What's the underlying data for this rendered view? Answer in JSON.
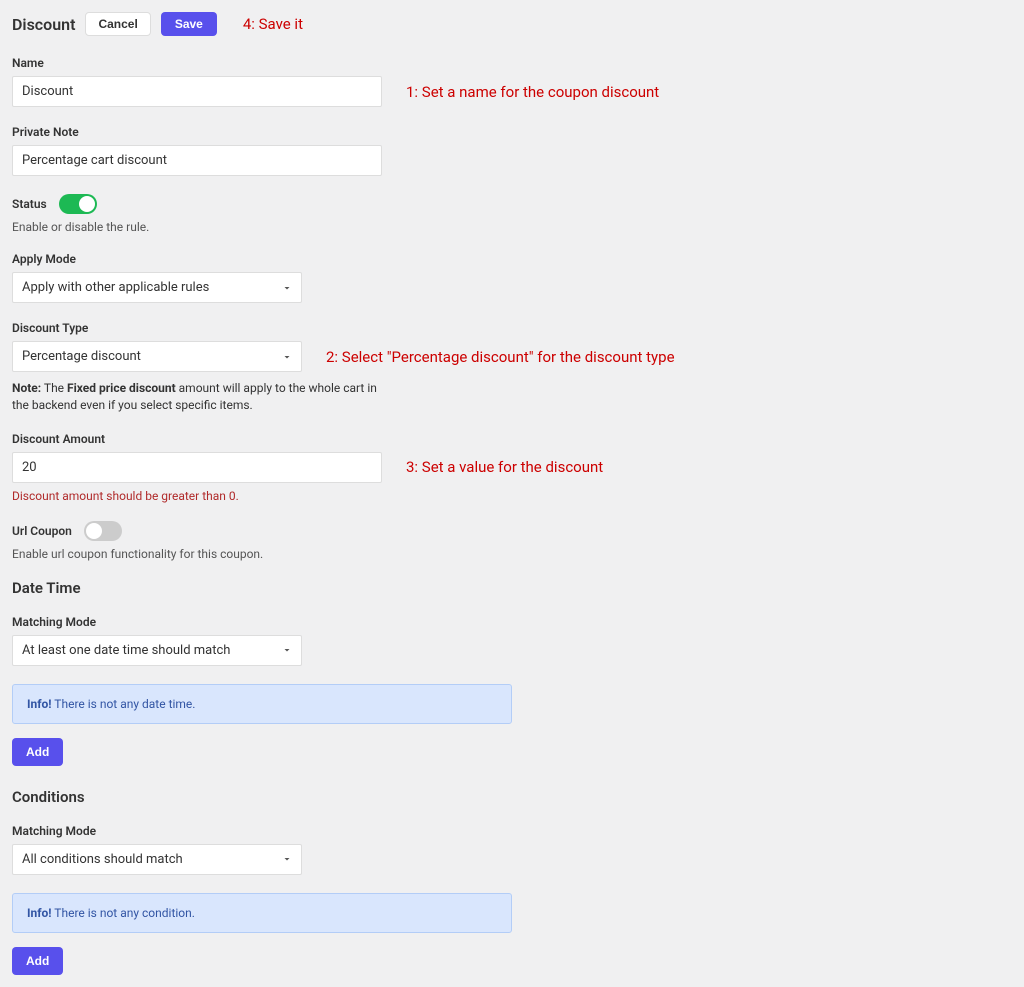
{
  "header": {
    "title": "Discount",
    "cancel": "Cancel",
    "save": "Save"
  },
  "annotations": {
    "a1": "1: Set a name for the coupon discount",
    "a2": "2: Select \"Percentage discount\" for the discount type",
    "a3": "3: Set a value for the discount",
    "a4": "4: Save it"
  },
  "name": {
    "label": "Name",
    "value": "Discount"
  },
  "private_note": {
    "label": "Private Note",
    "value": "Percentage cart discount"
  },
  "status": {
    "label": "Status",
    "hint": "Enable or disable the rule.",
    "enabled": true
  },
  "apply_mode": {
    "label": "Apply Mode",
    "value": "Apply with other applicable rules"
  },
  "discount_type": {
    "label": "Discount Type",
    "value": "Percentage discount",
    "note_prefix": "Note:",
    "note_strong": "Fixed price discount",
    "note_before": " The ",
    "note_after": " amount will apply to the whole cart in the backend even if you select specific items."
  },
  "discount_amount": {
    "label": "Discount Amount",
    "value": "20",
    "hint": "Discount amount should be greater than 0."
  },
  "url_coupon": {
    "label": "Url Coupon",
    "hint": "Enable url coupon functionality for this coupon.",
    "enabled": false
  },
  "datetime": {
    "title": "Date Time",
    "matching_mode_label": "Matching Mode",
    "matching_mode_value": "At least one date time should match",
    "info_strong": "Info!",
    "info_text": " There is not any date time.",
    "add": "Add"
  },
  "conditions": {
    "title": "Conditions",
    "matching_mode_label": "Matching Mode",
    "matching_mode_value": "All conditions should match",
    "info_strong": "Info!",
    "info_text": " There is not any condition.",
    "add": "Add"
  }
}
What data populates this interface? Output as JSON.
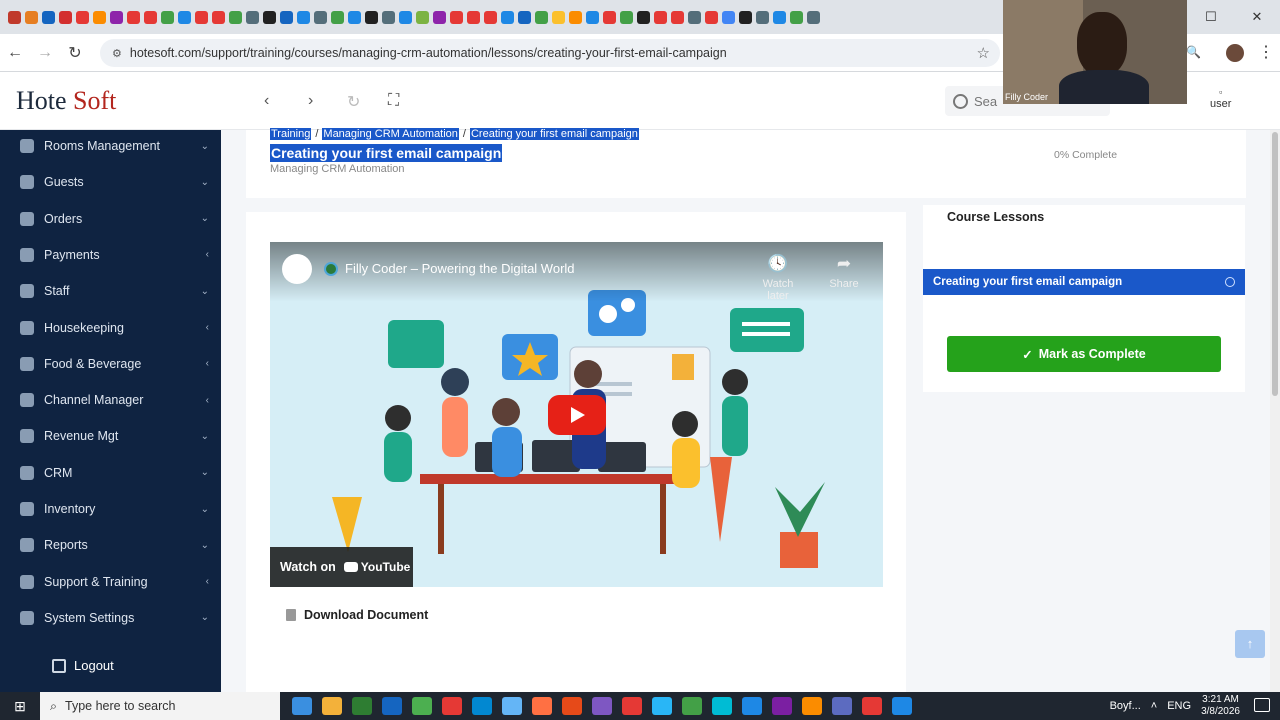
{
  "browser": {
    "url": "hotesoft.com/support/training/courses/managing-crm-automation/lessons/creating-your-first-email-campaign",
    "window_controls": {
      "minimize": "—",
      "maximize": "☐",
      "close": "✕"
    },
    "favicon_colors": [
      "#c0392b",
      "#e67e22",
      "#1565c0",
      "#d32f2f",
      "#e53935",
      "#fb8c00",
      "#8e24aa",
      "#e53935",
      "#e53935",
      "#43a047",
      "#1e88e5",
      "#e53935",
      "#e53935",
      "#43a047",
      "#546e7a",
      "#212121",
      "#1565c0",
      "#1e88e5",
      "#546e7a",
      "#43a047",
      "#1e88e5",
      "#212121",
      "#546e7a",
      "#1e88e5",
      "#7cb342",
      "#8e24aa",
      "#e53935",
      "#e53935",
      "#e53935",
      "#1e88e5",
      "#1565c0",
      "#43a047",
      "#fbc02d",
      "#fb8c00",
      "#1e88e5",
      "#e53935",
      "#43a047",
      "#212121",
      "#e53935",
      "#e53935",
      "#546e7a",
      "#e53935",
      "#4285f4",
      "#212121",
      "#546e7a",
      "#1e88e5",
      "#43a047",
      "#546e7a"
    ]
  },
  "header": {
    "logo_part1": "Hote",
    "logo_part2": "Soft",
    "search_placeholder": "Sea",
    "user_label": "user"
  },
  "sidebar": {
    "items": [
      {
        "label": "Rooms Management",
        "chevron": "⌄"
      },
      {
        "label": "Guests",
        "chevron": "⌄"
      },
      {
        "label": "Orders",
        "chevron": "⌄"
      },
      {
        "label": "Payments",
        "chevron": "‹"
      },
      {
        "label": "Staff",
        "chevron": "⌄"
      },
      {
        "label": "Housekeeping",
        "chevron": "‹"
      },
      {
        "label": "Food & Beverage",
        "chevron": "‹"
      },
      {
        "label": "Channel Manager",
        "chevron": "‹"
      },
      {
        "label": "Revenue Mgt",
        "chevron": "⌄"
      },
      {
        "label": "CRM",
        "chevron": "⌄"
      },
      {
        "label": "Inventory",
        "chevron": "⌄"
      },
      {
        "label": "Reports",
        "chevron": "⌄"
      },
      {
        "label": "Support & Training",
        "chevron": "‹"
      },
      {
        "label": "System Settings",
        "chevron": "⌄"
      }
    ],
    "logout": "Logout"
  },
  "lesson": {
    "breadcrumb": [
      "Training",
      "Managing CRM Automation",
      "Creating your first email campaign"
    ],
    "breadcrumb_sep": "/",
    "title": "Creating your first email campaign",
    "course": "Managing CRM Automation",
    "progress": "0% Complete",
    "progress_fraction": 0,
    "download": "Download Document"
  },
  "video": {
    "title": "Filly Coder – Powering the Digital World",
    "watch_later": "Watch later",
    "share": "Share",
    "watch_on": "Watch on",
    "youtube": "YouTube"
  },
  "course_lessons": {
    "heading": "Course Lessons",
    "items": [
      {
        "label": "Creating your first email campaign"
      }
    ],
    "complete_button": "Mark as Complete"
  },
  "webcam": {
    "name": "Filly Coder"
  },
  "taskbar": {
    "search_placeholder": "Type here to search",
    "app_label": "Boyf...",
    "lang": "ENG",
    "time": "3:21 AM",
    "date": "3/8/2026"
  }
}
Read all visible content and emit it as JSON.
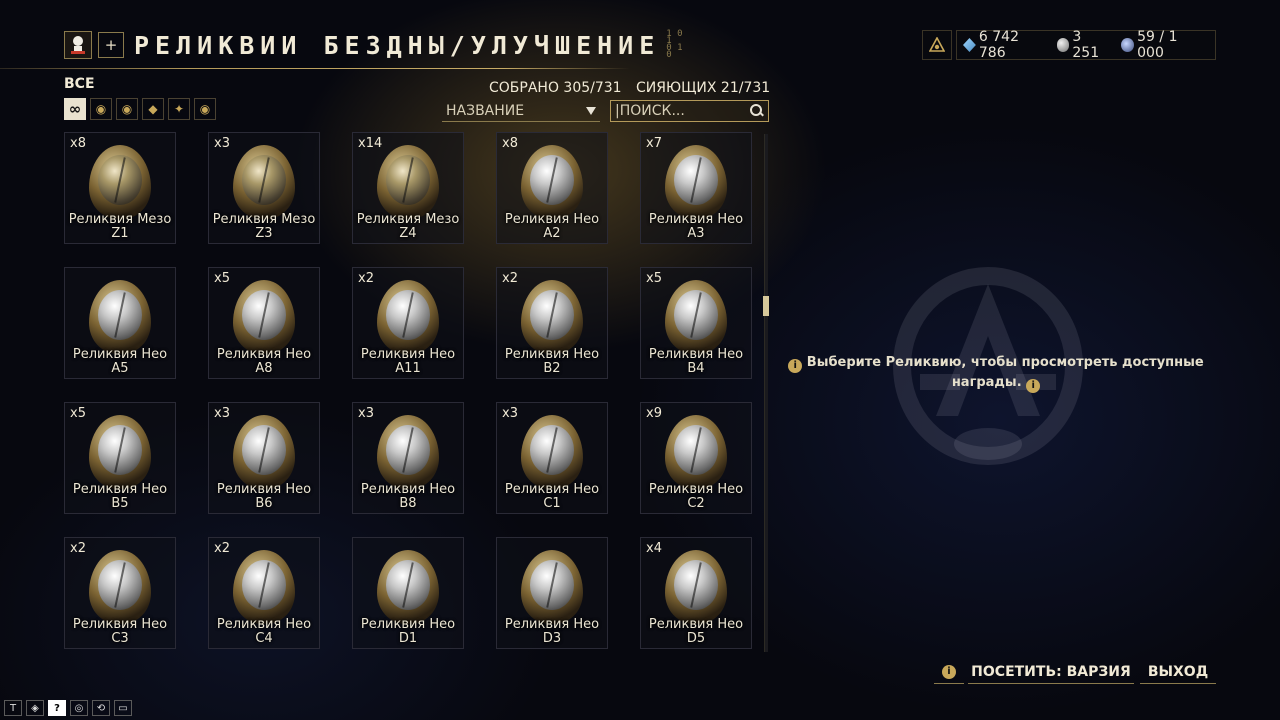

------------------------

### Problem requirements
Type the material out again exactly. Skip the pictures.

### Answer to this task
What's the underlying data for this rendered view? Answer in JSON.
{
  "header": {
    "title": "Discount",
    "cancel": "Cancel",
    "save": "Save"
  },
  "annotations": {
    "a1": "1: Set a name for the coupon discount",
    "a2": "2: Select \"Percentage discount\" for the discount type",
    "a3": "3: Set a value for the discount",
    "a4": "4: Save it"
  },
  "name": {
    "label": "Name",
    "value": "Discount"
  },
  "private_note": {
    "label": "Private Note",
    "value": "Percentage cart discount"
  },
  "status": {
    "label": "Status",
    "hint": "Enable or disable the rule.",
    "enabled": true
  },
  "apply_mode": {
    "label": "Apply Mode",
    "value": "Apply with other applicable rules"
  },
  "discount_type": {
    "label": "Discount Type",
    "value": "Percentage discount",
    "note_prefix": "Note:",
    "note_strong": "Fixed price discount",
    "note_before": " The ",
    "note_after": " amount will apply to the whole cart in the backend even if you select specific items."
  },
  "discount_amount": {
    "label": "Discount Amount",
    "value": "20",
    "hint": "Discount amount should be greater than 0."
  },
  "url_coupon": {
    "label": "Url Coupon",
    "hint": "Enable url coupon functionality for this coupon.",
    "enabled": false
  },
  "datetime": {
    "title": "Date Time",
    "matching_mode_label": "Matching Mode",
    "matching_mode_value": "At least one date time should match",
    "info_strong": "Info!",
    "info_text": " There is not any date time.",
    "add": "Add"
  },
  "conditions": {
    "title": "Conditions",
    "matching_mode_label": "Matching Mode",
    "matching_mode_value": "All conditions should match",
    "info_strong": "Info!",
    "info_text": " There is not any condition.",
    "add": "Add"
  }
}
What data populates this interface? Output as JSON.
{
  "browser": {
    "url": "hotesoft.com/support/training/courses/managing-crm-automation/lessons/creating-your-first-email-campaign",
    "window_controls": {
      "minimize": "—",
      "maximize": "☐",
      "close": "✕"
    },
    "favicon_colors": [
      "#c0392b",
      "#e67e22",
      "#1565c0",
      "#d32f2f",
      "#e53935",
      "#fb8c00",
      "#8e24aa",
      "#e53935",
      "#e53935",
      "#43a047",
      "#1e88e5",
      "#e53935",
      "#e53935",
      "#43a047",
      "#546e7a",
      "#212121",
      "#1565c0",
      "#1e88e5",
      "#546e7a",
      "#43a047",
      "#1e88e5",
      "#212121",
      "#546e7a",
      "#1e88e5",
      "#7cb342",
      "#8e24aa",
      "#e53935",
      "#e53935",
      "#e53935",
      "#1e88e5",
      "#1565c0",
      "#43a047",
      "#fbc02d",
      "#fb8c00",
      "#1e88e5",
      "#e53935",
      "#43a047",
      "#212121",
      "#e53935",
      "#e53935",
      "#546e7a",
      "#e53935",
      "#4285f4",
      "#212121",
      "#546e7a",
      "#1e88e5",
      "#43a047",
      "#546e7a"
    ]
  },
  "header": {
    "logo_part1": "Hote",
    "logo_part2": "Soft",
    "search_placeholder": "Sea",
    "user_label": "user"
  },
  "sidebar": {
    "items": [
      {
        "label": "Rooms Management",
        "chevron": "⌄"
      },
      {
        "label": "Guests",
        "chevron": "⌄"
      },
      {
        "label": "Orders",
        "chevron": "⌄"
      },
      {
        "label": "Payments",
        "chevron": "‹"
      },
      {
        "label": "Staff",
        "chevron": "⌄"
      },
      {
        "label": "Housekeeping",
        "chevron": "‹"
      },
      {
        "label": "Food & Beverage",
        "chevron": "‹"
      },
      {
        "label": "Channel Manager",
        "chevron": "‹"
      },
      {
        "label": "Revenue Mgt",
        "chevron": "⌄"
      },
      {
        "label": "CRM",
        "chevron": "⌄"
      },
      {
        "label": "Inventory",
        "chevron": "⌄"
      },
      {
        "label": "Reports",
        "chevron": "⌄"
      },
      {
        "label": "Support & Training",
        "chevron": "‹"
      },
      {
        "label": "System Settings",
        "chevron": "⌄"
      }
    ],
    "logout": "Logout"
  },
  "lesson": {
    "breadcrumb": [
      "Training",
      "Managing CRM Automation",
      "Creating your first email campaign"
    ],
    "breadcrumb_sep": "/",
    "title": "Creating your first email campaign",
    "course": "Managing CRM Automation",
    "progress": "0% Complete",
    "progress_fraction": 0,
    "download": "Download Document"
  },
  "video": {
    "title": "Filly Coder – Powering the Digital World",
    "watch_later": "Watch later",
    "share": "Share",
    "watch_on": "Watch on",
    "youtube": "YouTube"
  },
  "course_lessons": {
    "heading": "Course Lessons",
    "items": [
      {
        "label": "Creating your first email campaign"
      }
    ],
    "complete_button": "Mark as Complete"
  },
  "webcam": {
    "name": "Filly Coder"
  },
  "taskbar": {
    "search_placeholder": "Type here to search",
    "app_label": "Boyf...",
    "lang": "ENG",
    "time": "3:21 AM",
    "date": "3/8/2026"
  }
}
Read all visible content and emit it as JSON.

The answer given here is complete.